Court Reverses Order Sacking Seplat’s CEO, Roger Brown

A Lagos Federal High Court, today, vacated the interim ex-parte orders previously made by the court, stopping Mr Roger Brown, from parading himself as the Chief Executive Officer of Seplat Energy Plc.

Justice Chukwuejekwu Aneke who presided over the court vacated the order while ruling on applications filed by the respondents, namely; Seplat Energy PLC, Mr. Roger Thompson Brown, Mr. Basil Omiyi, and Persons affected by the ex parte orders in a suit numbered FHC/L/402/2023.

Discharging the interim order, Justice Aneke held that by virtue of Order 26 Rules 9 and 10 of the of the Federal High Court Civil Procedure Rules 2019, the interim orders of the court made on 8th March 2023 are hereby discharged and vacated. 

The judge also refused the request of counsel to the petitioners to move his application for joinder.

Justice Aneke held that the business of the day was for ruling on application to set aside the ex-parte orders made on 8th of March 2023.

The court noted that since counsel to all the respondents are opposed to hearing of the application, his request cannot be accommodated.

Justice Aneke had on March 8, 2023 restrained Mr. Brown from parading himself as the CEO of the company pending the determination of the suit instituted against him by some aggrieved stakeholders of the company over allegations of racism, favouring of expatriate workers, discrimination against Nigerians, and breach of good governance.

Justice Aneke made the orders while ruling on a Motion Ex-parte, filed by J. C. Njikonye (SAN), on behalf of some aggrieved stakeholders of Seplat, who were; Moses Igbrude, Sarat Kudaisi, Kenneth Nnabike, Ajani Abidoye, and Robert Ibekwe, against the Respondents, Seplat Energy Plc, Mr. Roger Thompson Brown, and Mr. Basil Omiyi.

However the respondents in their various applications urged the court to set aside the ex-parte orders, arguing that the Petitioners lacked ‘locus standi’ to file the suit.

They also challenged the jurisdiction of the court to entertain the suit on grounds that the complaints of the Petitioners fall under the exclusive jurisdiction of the National Industrial Court.

Besides, they contended that the interim orders were granted against persons that were not parties to the suit, and that the Petitioners lacked locus standi to file the suit.

The Respondents argued that those persons who were not parties to the suit at the time the interim orders were granted have come to ask the Court to set aside the interim orders.

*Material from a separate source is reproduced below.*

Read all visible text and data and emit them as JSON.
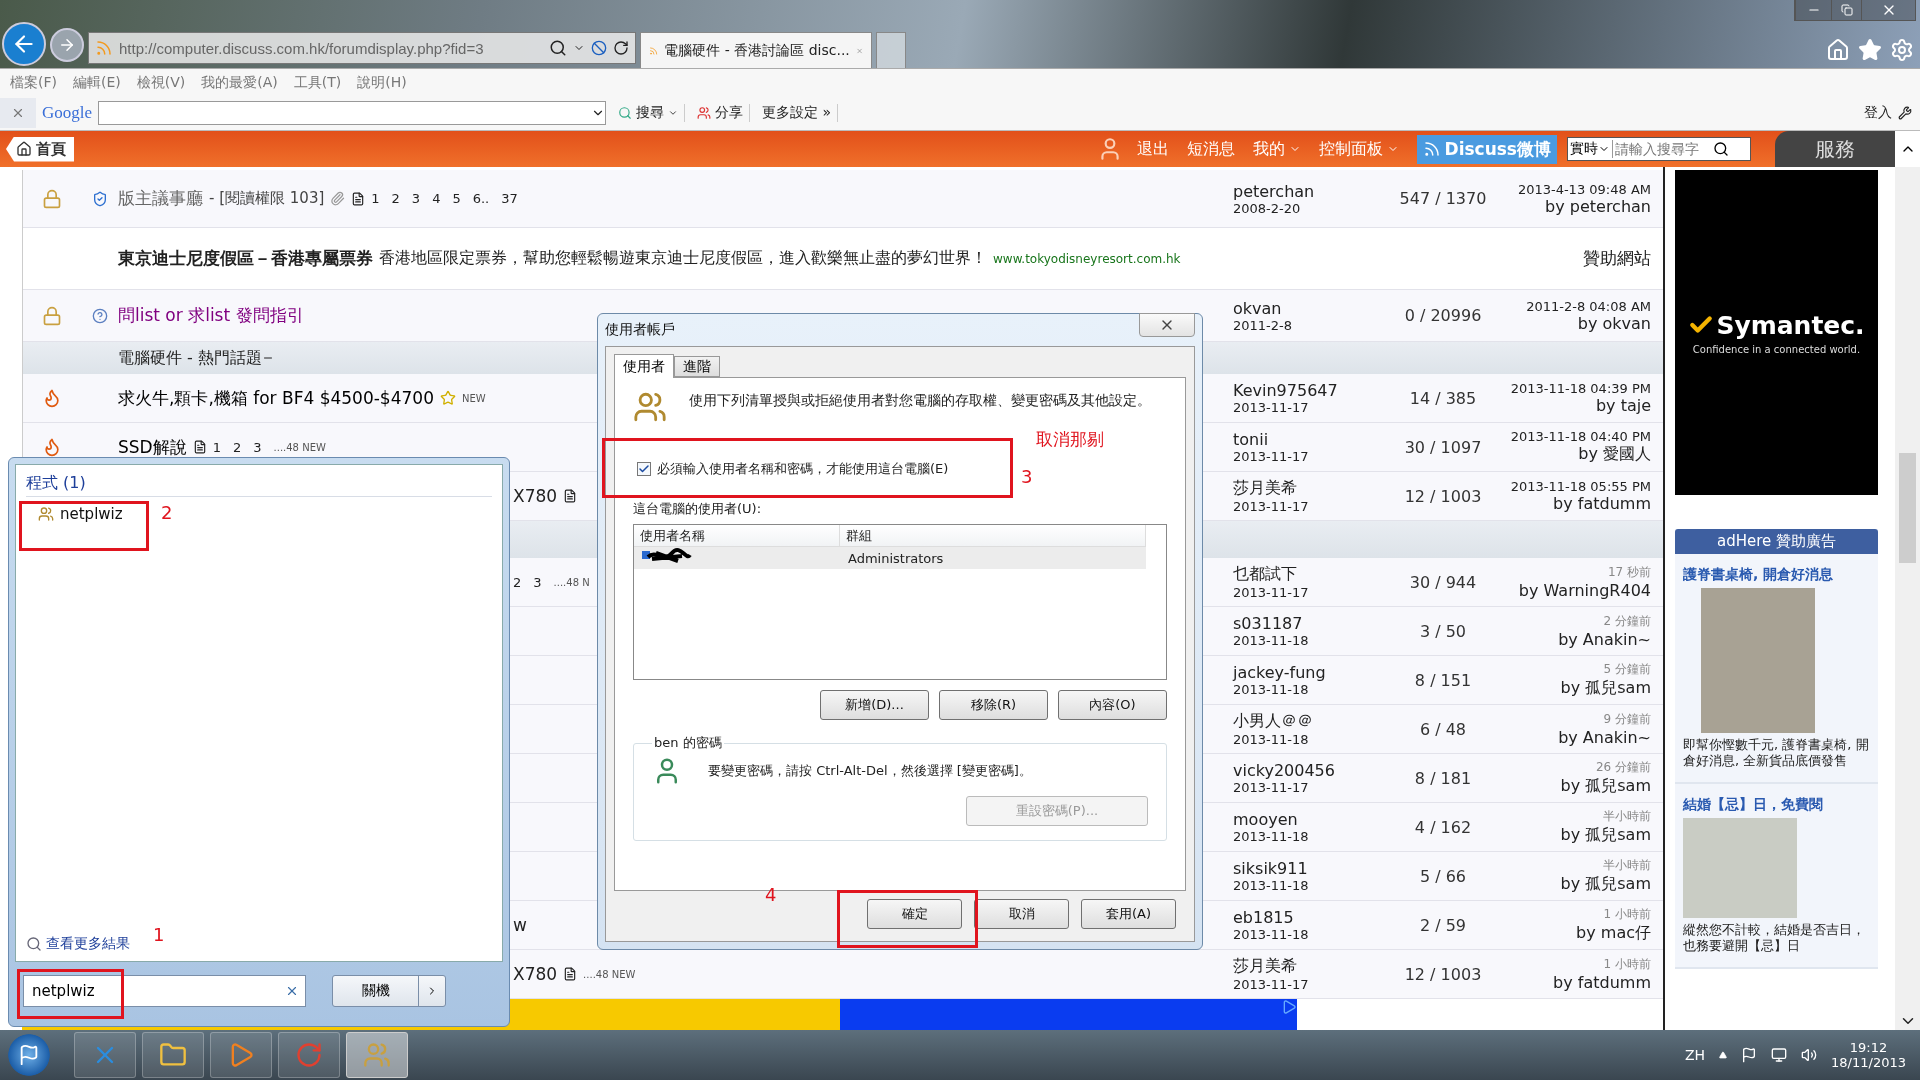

Besides, they stated that the Petitioners having seeing that the interim orders ought not have been sought and obtained against these persons, they (Petitioners) have now brought an application for joinder saying those persons are necessary parties

“Despite being aware that those persons against whom the interim order were made in their absence are necessary parties, the Petitioners did not make these persons Respondents in the suit, obtained orders against them in their absence, knowing that they were necessary parties, and has now filed the Joinder Application after obtaining the interim orders.  

Specifically, counsel to Seplat, Mr. Bode Olanipekun, SAN, submitted that the interim orders of the court had elapsed by the passage of time and if the Counsel to the Petitioners/Respondents concedes that the interim orders had expired and needs the formal orders of the court to be set aside, the coast would be clear for him to make any further application.

In his ruling, Justice Aneke, noted that the Petitioners had in their application alleged that the affairs of Seplat was been conducted in a manner that is illegal, oppressive and unfairly prejudicial to their interests.

The Judge held that: “I find as a fact that the petitioners’ grouse can adequately be accommodated under the provisions of Section 354 of the Companies and Allied Matters Act (CAMA), which falls within the jurisdiction of this court. 

“I find and hold that the petitioners have locus standi to bring the petition before the Court. Furthermore, this court has jurisdiction to adjudicate on the suit as it falls within the provision of section 251 of the Constitution. However, by virtue of Order 26 Rules 9 and 10 of the of the Federal High Court Civil Procedure Rules 2019, the interim orders of the court made on 8th March 2023 are hereby discharged and vacated.”

Justice Aneke has adjourned the matter till May 16 for accelerated hearing.